__Your task__. Output the records that follow, with every character intact.

[Dataset rows describing interfaces]
---

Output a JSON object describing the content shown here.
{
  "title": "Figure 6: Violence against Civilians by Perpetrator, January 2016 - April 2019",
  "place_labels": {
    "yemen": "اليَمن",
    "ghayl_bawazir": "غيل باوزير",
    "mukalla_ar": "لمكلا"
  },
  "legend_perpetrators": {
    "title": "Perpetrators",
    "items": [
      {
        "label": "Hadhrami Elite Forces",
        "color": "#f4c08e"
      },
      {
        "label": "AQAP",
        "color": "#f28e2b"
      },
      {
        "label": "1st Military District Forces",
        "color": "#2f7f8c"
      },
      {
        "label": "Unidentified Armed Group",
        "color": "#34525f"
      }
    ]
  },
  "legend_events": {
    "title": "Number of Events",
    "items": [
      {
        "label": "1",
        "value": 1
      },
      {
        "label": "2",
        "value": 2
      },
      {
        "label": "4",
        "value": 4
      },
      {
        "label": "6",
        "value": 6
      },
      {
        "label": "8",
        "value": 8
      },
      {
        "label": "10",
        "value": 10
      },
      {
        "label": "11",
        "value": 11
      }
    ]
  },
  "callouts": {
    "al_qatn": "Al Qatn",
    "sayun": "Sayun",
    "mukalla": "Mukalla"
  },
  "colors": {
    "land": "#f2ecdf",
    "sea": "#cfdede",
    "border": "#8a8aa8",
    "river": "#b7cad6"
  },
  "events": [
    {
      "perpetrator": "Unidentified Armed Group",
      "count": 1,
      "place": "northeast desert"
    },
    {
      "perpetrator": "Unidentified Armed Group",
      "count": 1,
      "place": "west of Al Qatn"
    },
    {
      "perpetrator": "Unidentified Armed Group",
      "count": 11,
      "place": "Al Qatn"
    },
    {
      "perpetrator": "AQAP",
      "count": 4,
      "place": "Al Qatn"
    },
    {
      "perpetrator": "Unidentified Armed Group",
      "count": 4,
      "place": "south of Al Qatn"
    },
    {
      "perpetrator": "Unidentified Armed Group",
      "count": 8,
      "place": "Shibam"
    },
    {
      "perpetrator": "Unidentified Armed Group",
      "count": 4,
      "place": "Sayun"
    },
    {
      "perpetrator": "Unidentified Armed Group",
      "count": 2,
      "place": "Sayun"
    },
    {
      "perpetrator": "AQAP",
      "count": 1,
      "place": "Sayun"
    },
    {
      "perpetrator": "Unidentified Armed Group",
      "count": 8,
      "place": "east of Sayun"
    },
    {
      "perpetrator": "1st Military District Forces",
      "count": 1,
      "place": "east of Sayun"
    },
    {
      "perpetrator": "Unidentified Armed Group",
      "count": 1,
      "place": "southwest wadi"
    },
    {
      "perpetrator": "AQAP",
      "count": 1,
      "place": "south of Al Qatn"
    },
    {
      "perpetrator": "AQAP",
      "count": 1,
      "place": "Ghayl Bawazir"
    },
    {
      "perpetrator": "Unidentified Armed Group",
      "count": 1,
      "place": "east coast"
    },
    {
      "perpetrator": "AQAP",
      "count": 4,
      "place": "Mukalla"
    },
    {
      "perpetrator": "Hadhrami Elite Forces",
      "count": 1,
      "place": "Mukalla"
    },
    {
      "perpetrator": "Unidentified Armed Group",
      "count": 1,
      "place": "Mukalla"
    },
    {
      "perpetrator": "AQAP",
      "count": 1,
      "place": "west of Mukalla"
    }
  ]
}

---

__Answer to the exercise__.
Output a JSON object describing the content shown here.
{
  "title": "Figure 6: Violence against Civilians by Perpetrator, January 2016 - April 2019",
  "place_labels": {
    "yemen": "اليَمن",
    "ghayl_bawazir": "غيل باوزير",
    "mukalla_ar": "لمكلا"
  },
  "legend_perpetrators": {
    "title": "Perpetrators",
    "items": [
      {
        "label": "Hadhrami Elite Forces",
        "color": "#f4c08e"
      },
      {
        "label": "AQAP",
        "color": "#f28e2b"
      },
      {
        "label": "1st Military District Forces",
        "color": "#2f7f8c"
      },
      {
        "label": "Unidentified Armed Group",
        "color": "#34525f"
      }
    ]
  },
  "legend_events": {
    "title": "Number of Events",
    "items": [
      {
        "label": "1",
        "value": 1
      },
      {
        "label": "2",
        "value": 2
      },
      {
        "label": "4",
        "value": 4
      },
      {
        "label": "6",
        "value": 6
      },
      {
        "label": "8",
        "value": 8
      },
      {
        "label": "10",
        "value": 10
      },
      {
        "label": "11",
        "value": 11
      }
    ]
  },
  "callouts": {
    "al_qatn": "Al Qatn",
    "sayun": "Sayun",
    "mukalla": "Mukalla"
  },
  "colors": {
    "land": "#f2ecdf",
    "sea": "#cfdede",
    "border": "#8a8aa8",
    "river": "#b7cad6"
  },
  "events": [
    {
      "perpetrator": "Unidentified Armed Group",
      "count": 1,
      "place": "northeast desert"
    },
    {
      "perpetrator": "Unidentified Armed Group",
      "count": 1,
      "place": "west of Al Qatn"
    },
    {
      "perpetrator": "Unidentified Armed Group",
      "count": 11,
      "place": "Al Qatn"
    },
    {
      "perpetrator": "AQAP",
      "count": 4,
      "place": "Al Qatn"
    },
    {
      "perpetrator": "Unidentified Armed Group",
      "count": 4,
      "place": "south of Al Qatn"
    },
    {
      "perpetrator": "Unidentified Armed Group",
      "count": 8,
      "place": "Shibam"
    },
    {
      "perpetrator": "Unidentified Armed Group",
      "count": 4,
      "place": "Sayun"
    },
    {
      "perpetrator": "Unidentified Armed Group",
      "count": 2,
      "place": "Sayun"
    },
    {
      "perpetrator": "AQAP",
      "count": 1,
      "place": "Sayun"
    },
    {
      "perpetrator": "Unidentified Armed Group",
      "count": 8,
      "place": "east of Sayun"
    },
    {
      "perpetrator": "1st Military District Forces",
      "count": 1,
      "place": "east of Sayun"
    },
    {
      "perpetrator": "Unidentified Armed Group",
      "count": 1,
      "place": "southwest wadi"
    },
    {
      "perpetrator": "AQAP",
      "count": 1,
      "place": "south of Al Qatn"
    },
    {
      "perpetrator": "AQAP",
      "count": 1,
      "place": "Ghayl Bawazir"
    },
    {
      "perpetrator": "Unidentified Armed Group",
      "count": 1,
      "place": "east coast"
    },
    {
      "perpetrator": "AQAP",
      "count": 4,
      "place": "Mukalla"
    },
    {
      "perpetrator": "Hadhrami Elite Forces",
      "count": 1,
      "place": "Mukalla"
    },
    {
      "perpetrator": "Unidentified Armed Group",
      "count": 1,
      "place": "Mukalla"
    },
    {
      "perpetrator": "AQAP",
      "count": 1,
      "place": "west of Mukalla"
    }
  ]
}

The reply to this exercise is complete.